From Caspar Wistar
Philada. July 18, 1803.
I beg leave to trouble you with the inclosed for Captain Lewis, they do not include many points, because his instructions have really anticipated every thing which occurred to me, & of course admitted of no additions but in detail. I have also avoided several subjects which I expected would be fully detailed by Dr Barton, as being particularly within those departments of Science to which he has devoted himself.

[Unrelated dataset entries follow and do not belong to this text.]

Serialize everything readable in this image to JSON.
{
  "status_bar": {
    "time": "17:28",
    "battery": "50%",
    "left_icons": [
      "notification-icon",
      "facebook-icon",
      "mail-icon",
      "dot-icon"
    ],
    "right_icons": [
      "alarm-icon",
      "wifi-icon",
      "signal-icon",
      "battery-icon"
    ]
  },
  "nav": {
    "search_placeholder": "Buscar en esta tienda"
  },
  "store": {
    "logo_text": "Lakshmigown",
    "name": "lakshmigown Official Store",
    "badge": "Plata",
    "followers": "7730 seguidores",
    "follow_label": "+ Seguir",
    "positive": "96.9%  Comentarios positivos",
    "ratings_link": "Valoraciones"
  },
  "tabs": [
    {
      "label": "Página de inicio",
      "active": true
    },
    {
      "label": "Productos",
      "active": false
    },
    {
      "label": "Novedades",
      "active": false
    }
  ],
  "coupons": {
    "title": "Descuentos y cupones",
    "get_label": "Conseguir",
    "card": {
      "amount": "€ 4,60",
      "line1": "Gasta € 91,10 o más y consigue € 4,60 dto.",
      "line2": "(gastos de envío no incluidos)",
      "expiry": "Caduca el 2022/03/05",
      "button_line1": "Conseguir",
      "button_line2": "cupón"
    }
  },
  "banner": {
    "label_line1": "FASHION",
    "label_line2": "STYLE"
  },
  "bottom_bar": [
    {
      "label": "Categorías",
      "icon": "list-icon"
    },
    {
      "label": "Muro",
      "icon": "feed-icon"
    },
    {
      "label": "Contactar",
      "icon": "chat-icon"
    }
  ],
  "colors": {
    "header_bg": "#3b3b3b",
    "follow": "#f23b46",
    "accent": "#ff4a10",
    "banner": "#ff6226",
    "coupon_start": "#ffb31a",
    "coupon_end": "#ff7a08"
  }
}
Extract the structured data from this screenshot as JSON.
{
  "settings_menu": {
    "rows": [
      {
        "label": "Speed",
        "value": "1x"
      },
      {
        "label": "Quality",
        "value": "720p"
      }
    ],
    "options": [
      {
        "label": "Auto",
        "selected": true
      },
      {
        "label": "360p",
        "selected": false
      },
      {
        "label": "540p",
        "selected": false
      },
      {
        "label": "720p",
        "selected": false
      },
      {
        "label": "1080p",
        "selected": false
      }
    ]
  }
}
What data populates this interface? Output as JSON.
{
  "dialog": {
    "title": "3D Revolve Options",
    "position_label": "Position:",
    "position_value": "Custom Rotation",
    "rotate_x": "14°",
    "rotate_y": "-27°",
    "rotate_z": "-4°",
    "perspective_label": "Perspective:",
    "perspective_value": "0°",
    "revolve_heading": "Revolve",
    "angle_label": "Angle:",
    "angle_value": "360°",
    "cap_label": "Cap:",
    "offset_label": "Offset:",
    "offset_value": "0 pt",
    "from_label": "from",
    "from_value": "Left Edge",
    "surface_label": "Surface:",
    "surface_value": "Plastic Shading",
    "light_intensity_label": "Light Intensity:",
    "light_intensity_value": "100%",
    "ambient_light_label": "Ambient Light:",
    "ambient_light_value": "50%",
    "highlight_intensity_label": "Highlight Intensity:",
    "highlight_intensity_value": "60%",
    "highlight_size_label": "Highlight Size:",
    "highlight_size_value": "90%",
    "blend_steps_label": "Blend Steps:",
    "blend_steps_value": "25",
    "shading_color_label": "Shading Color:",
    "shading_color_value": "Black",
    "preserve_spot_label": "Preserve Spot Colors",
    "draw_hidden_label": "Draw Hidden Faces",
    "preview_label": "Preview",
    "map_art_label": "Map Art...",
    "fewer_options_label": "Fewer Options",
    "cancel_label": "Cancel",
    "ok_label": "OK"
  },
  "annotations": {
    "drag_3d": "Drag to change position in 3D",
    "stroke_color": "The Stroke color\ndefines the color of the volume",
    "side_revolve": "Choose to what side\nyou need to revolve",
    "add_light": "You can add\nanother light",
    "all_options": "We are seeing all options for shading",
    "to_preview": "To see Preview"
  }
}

If the expedition should go on without any change in the original plan, in consequence of the late happy events respecting Louisiana, might not Mr Lewis derive some benefit from Monsieur Pirroux or Pierous, a Gentleman who applied to you when Secretary of State respecting an emigration which he wished to effect from Philada to the Spanish Main. He had been Governor (under Spain) of a fort near the mouth of the Missouri & appeared to know more of the trade & navigation of that River than any person I have seen. He said (so long ago as 1792) that the Canada Traders supplied the Indians on the upper parts of the Missouri with goods. If you think it proper to write to him I believe the letter would be very useful to Mr Lewis. What is the real direction of the Missouri? ’till the publication of McKenzie’s book I believed it to be nearly west, & if I am not mistaken M. Pirroux spoke of it in the same way for 2000 miles of its extent—but McKenzies account is Confirmed by the Gentleman who gave the account of the Wild Sheep, in his narrative he mentions the Missouri as existing no great distance from the Saskatchevine river. I shall write this day to Mr Peter Pond (who is mentioned by McKenzie) on the subject, he lives in Connecticut & I believe will give any information in his power without any particular explanation respecting the reason for asking it.
I cannot conclude this letter without offering you my most sincere & cordial Congratulations on the very happy acquisitions you have made for our Country on the Missisippi—Altho no one here appears to know the extent or the price of the cession, it is generally considered as the most important & beneficial transaction which has occurred since the declaration of Independence, & next to it, most like to influence or regulate the destinies of our Country—I believe that allmost all impartial people here, who take the pains to think for themselves, consider the British reasons for the war as very slight—
With the greatest respect I am your affectionate friend
C. Wistar Junr.
RC (DLC); at foot of text: “His Excellency The P. U.S.”; endorsed by TJ as received 22 July and so recorded in SJL. Enclosure not found.
TJ forwarded Wistar’s queries or suggestions to Meriwether lewis on 16 Nov. For Benjamin Rush’s queries for Lewis regarding Native American societies, see Lewis to TJ, 29 May, and see Rush to TJ, 11 June, for Rush’s directions to Lewis “for preserving his health” on the expedition. Although TJ had asked Benjamin Smith barton to designate topics “in the lines of botany, zoology, or of Indian history which you think most worthy of enquiry & observation,” no questions or guidelines from Barton for Lewis have been found (Jackson, Lewis and Clark description begins Donald Jackson, ed., The Letters of the Lewis and Clark Expedition, with Related Documents, 1783-1854, 2d ed., Urbana, Ill., 1978 description ends , 1:161n; Vol. 39:588-9).
From 1765 to 1788, Connecticut native peter pond engaged in fur-trading ventures that took him to the Great Lakes, the upper Mississippi Valley, and as far west and north as the Saskatchewan and Athabasca Rivers. As TJ knew, the reliability of information from Pond was disputed (DAB description begins Allen Johnson and Dumas Malone, eds., Dictionary of American Biography, New York, 1928-36, 20 vols. description ends ; Vol. 23:240, 243n, 259; Vol. 27:793).